Stored data

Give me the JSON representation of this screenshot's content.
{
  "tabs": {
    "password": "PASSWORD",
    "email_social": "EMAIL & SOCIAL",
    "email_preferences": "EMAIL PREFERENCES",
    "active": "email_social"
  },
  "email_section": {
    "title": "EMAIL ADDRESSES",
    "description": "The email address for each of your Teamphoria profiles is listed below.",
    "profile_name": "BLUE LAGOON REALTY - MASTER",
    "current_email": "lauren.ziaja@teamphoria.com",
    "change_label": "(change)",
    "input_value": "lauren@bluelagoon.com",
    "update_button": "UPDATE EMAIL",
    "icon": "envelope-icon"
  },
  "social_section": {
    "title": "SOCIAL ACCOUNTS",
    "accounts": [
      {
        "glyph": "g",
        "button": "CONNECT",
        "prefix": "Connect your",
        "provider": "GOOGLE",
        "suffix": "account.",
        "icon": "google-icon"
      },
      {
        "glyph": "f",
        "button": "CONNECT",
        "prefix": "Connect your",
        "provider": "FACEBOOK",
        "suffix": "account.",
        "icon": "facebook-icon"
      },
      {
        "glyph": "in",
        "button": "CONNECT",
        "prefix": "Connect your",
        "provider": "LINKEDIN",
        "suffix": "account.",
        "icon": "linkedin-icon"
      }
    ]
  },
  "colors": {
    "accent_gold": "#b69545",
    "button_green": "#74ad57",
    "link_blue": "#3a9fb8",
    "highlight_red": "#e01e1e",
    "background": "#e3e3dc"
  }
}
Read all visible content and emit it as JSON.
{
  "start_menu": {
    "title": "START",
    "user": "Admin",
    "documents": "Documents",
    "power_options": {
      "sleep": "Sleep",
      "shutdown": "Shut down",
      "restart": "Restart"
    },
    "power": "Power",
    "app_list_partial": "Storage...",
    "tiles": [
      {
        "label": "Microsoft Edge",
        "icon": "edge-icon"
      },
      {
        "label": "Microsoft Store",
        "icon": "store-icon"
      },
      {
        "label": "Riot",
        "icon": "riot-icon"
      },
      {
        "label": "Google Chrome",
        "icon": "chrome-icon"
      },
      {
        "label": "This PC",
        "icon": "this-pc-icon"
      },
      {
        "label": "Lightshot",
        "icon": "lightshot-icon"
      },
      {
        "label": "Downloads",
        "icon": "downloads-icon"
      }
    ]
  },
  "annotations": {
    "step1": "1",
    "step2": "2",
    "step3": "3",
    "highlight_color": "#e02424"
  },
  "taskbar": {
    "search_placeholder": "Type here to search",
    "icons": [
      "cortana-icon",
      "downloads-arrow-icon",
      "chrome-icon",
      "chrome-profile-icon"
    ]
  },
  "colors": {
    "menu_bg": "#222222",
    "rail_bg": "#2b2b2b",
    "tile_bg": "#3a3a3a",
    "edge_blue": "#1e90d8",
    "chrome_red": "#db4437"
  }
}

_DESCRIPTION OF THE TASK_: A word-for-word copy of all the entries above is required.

_REPLY TO THE TASK_:
Give me the JSON representation of this screenshot's content.
{
  "tabs": {
    "password": "PASSWORD",
    "email_social": "EMAIL & SOCIAL",
    "email_preferences": "EMAIL PREFERENCES",
    "active": "email_social"
  },
  "email_section": {
    "title": "EMAIL ADDRESSES",
    "description": "The email address for each of your Teamphoria profiles is listed below.",
    "profile_name": "BLUE LAGOON REALTY - MASTER",
    "current_email": "lauren.ziaja@teamphoria.com",
    "change_label": "(change)",
    "input_value": "lauren@bluelagoon.com",
    "update_button": "UPDATE EMAIL",
    "icon": "envelope-icon"
  },
  "social_section": {
    "title": "SOCIAL ACCOUNTS",
    "accounts": [
      {
        "glyph": "g",
        "button": "CONNECT",
        "prefix": "Connect your",
        "provider": "GOOGLE",
        "suffix": "account.",
        "icon": "google-icon"
      },
      {
        "glyph": "f",
        "button": "CONNECT",
        "prefix": "Connect your",
        "provider": "FACEBOOK",
        "suffix": "account.",
        "icon": "facebook-icon"
      },
      {
        "glyph": "in",
        "button": "CONNECT",
        "prefix": "Connect your",
        "provider": "LINKEDIN",
        "suffix": "account.",
        "icon": "linkedin-icon"
      }
    ]
  },
  "colors": {
    "accent_gold": "#b69545",
    "button_green": "#74ad57",
    "link_blue": "#3a9fb8",
    "highlight_red": "#e01e1e",
    "background": "#e3e3dc"
  }
}
Read all visible content and emit it as JSON.
{
  "start_menu": {
    "title": "START",
    "user": "Admin",
    "documents": "Documents",
    "power_options": {
      "sleep": "Sleep",
      "shutdown": "Shut down",
      "restart": "Restart"
    },
    "power": "Power",
    "app_list_partial": "Storage...",
    "tiles": [
      {
        "label": "Microsoft Edge",
        "icon": "edge-icon"
      },
      {
        "label": "Microsoft Store",
        "icon": "store-icon"
      },
      {
        "label": "Riot",
        "icon": "riot-icon"
      },
      {
        "label": "Google Chrome",
        "icon": "chrome-icon"
      },
      {
        "label": "This PC",
        "icon": "this-pc-icon"
      },
      {
        "label": "Lightshot",
        "icon": "lightshot-icon"
      },
      {
        "label": "Downloads",
        "icon": "downloads-icon"
      }
    ]
  },
  "annotations": {
    "step1": "1",
    "step2": "2",
    "step3": "3",
    "highlight_color": "#e02424"
  },
  "taskbar": {
    "search_placeholder": "Type here to search",
    "icons": [
      "cortana-icon",
      "downloads-arrow-icon",
      "chrome-icon",
      "chrome-profile-icon"
    ]
  },
  "colors": {
    "menu_bg": "#222222",
    "rail_bg": "#2b2b2b",
    "tile_bg": "#3a3a3a",
    "edge_blue": "#1e90d8",
    "chrome_red": "#db4437"
  }
}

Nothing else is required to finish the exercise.